Canadian municipal election followers are finally coming to the end of what has felt like a very long dry spell.
2015 was an unusual year in that there were no municipal elections held in any major Canadian city. This phenomena won’t occur again for several decades.
(Yes, I know there were several municipal by-elections in 2015. And there were municipal elections in the territories, and some rural communities in Saskatchewan. Good luck finding a mainstream national media source covering any of these events. Thankfully, there were a few other rather epic elections in 2015 to follow!)
2016 will bring municipal elections to New Brunswick (May 9), Nova Scotia (October 15) and Saskatchewan (October 26). Alberta, Newfoundland and Labrador, and Quebec will hold municipal elections in 2017, and Ontario, Manitoba and British Columbia will hold municipal elections in 2018. And on it goes.
Dry patch: over!
With municipal elections in New Brunswick just three weeks away, it’s time to start tuning in. A few of them are shaping up to be rather interesting. Naturally, my interest leans towards the mayoral races.
Here’s quick snapshot: Across more than 100 municipal elections to occur in New Brunswick on May 9, there are 183 candidates seeking the position of mayor. 20% of theses candidates are women. Approximately half (48.5%) of the mayoral races are acclaimed, and in the vast majority of these cases (88%), the acclaimed candidate is an incumbent. In the municipalities where there is a mayoral race, in most cases there are only 2 candidates running, and never more than 5 (a stark contrast in scale from the more than 60 candidates who ran for mayor in the last Toronto election!).
Although New Brunswick has eight cities, there are only three with populations above 50,000: Fredericton, Moncton and Saint John. All three have a mayoral race. In two cases – Moncton and Saint John – the incumbent is not running (or “re-offer”, as seems to be the language most often used in the East Coast). All three are campaigns to follow and elections to watch.
The reason I find mayoral elections so interesting is because they offer an unparalleled opportunity to listen to the pulse of a community. Mayoral races, particularly hotly contested ones, showcase the key issues facing a community at a certain point in time. It is not unusual for mayoral campaigns to center around a short list of hot topics that can hold the attention of the public. It is these races which most powerfully express what our cities are worried about, thinking about, hoping for, and aspiring towards.
Mayoral candidates do not campaign based on the colour of their signs; instead, they must build an individual brand. Politically, they live and die based on how attuned they are to the agenda and ambitions of their community, and the extent to which they can demonstrate that they personally represent the most appealing path forward for their city. This is no small feat.

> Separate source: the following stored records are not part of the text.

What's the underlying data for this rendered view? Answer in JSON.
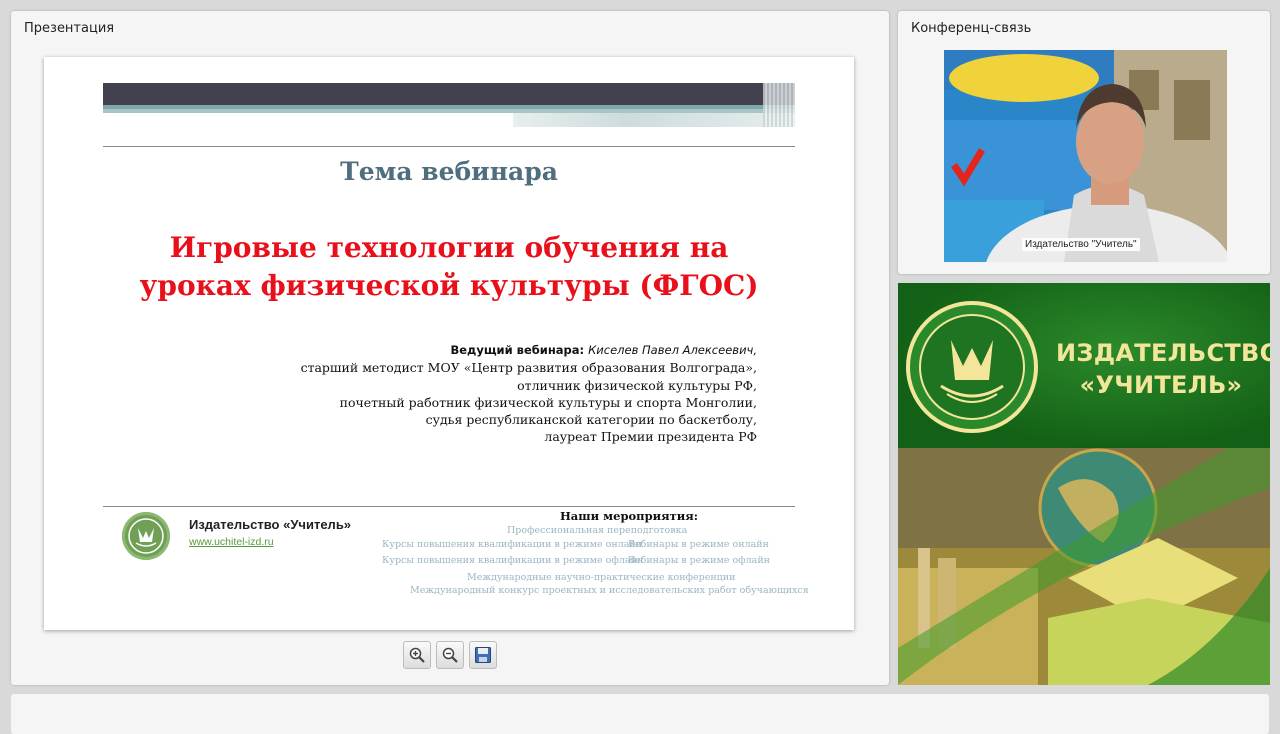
{
  "presentation_panel": {
    "title": "Презентация",
    "slide": {
      "heading": "Тема вебинара",
      "main_title_line1": "Игровые технологии обучения на",
      "main_title_line2": "уроках физической культуры (ФГОС)",
      "presenter_lead": "Ведущий вебинара:",
      "presenter_name": "Киселев Павел Алексеевич,",
      "presenter_lines": [
        "старший методист МОУ «Центр развития образования Волгограда»,",
        "отличник физической культуры РФ,",
        "почетный работник физической культуры и спорта Монголии,",
        "судья республиканской категории по баскетболу,",
        "лауреат Премии президента РФ"
      ],
      "footer_brand": "Издательство «Учитель»",
      "footer_url": "www.uchitel-izd.ru",
      "events_title": "Наши мероприятия:",
      "events": [
        "Профессиональная переподготовка",
        "Курсы повышения квалификации в режиме онлайн",
        "Вебинары в режиме онлайн",
        "Курсы повышения квалификации в режиме офлайн",
        "Вебинары в режиме офлайн",
        "Международные научно-практические конференции",
        "Международный конкурс проектных и исследовательских работ обучающихся"
      ]
    },
    "toolbar": {
      "zoom_in_icon": "zoom-in-icon",
      "zoom_out_icon": "zoom-out-icon",
      "save_icon": "save-icon"
    }
  },
  "conference_panel": {
    "title": "Конференц-связь",
    "video_label": "Издательство \"Учитель\""
  },
  "ad_banner": {
    "line1": "ИЗДАТЕЛЬСТВО",
    "line2": "«УЧИТЕЛЬ»",
    "colors": {
      "green": "#1d6a1f",
      "text": "#f3e59a"
    }
  }
}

Mayoral campaigns are unlike any other political race in the country, in several respects. People who are interested in understanding Canada’s cities are wise to pay close attention, as they offer a rare chance to put your ear to the chest and hear a few heartbeats of our cities.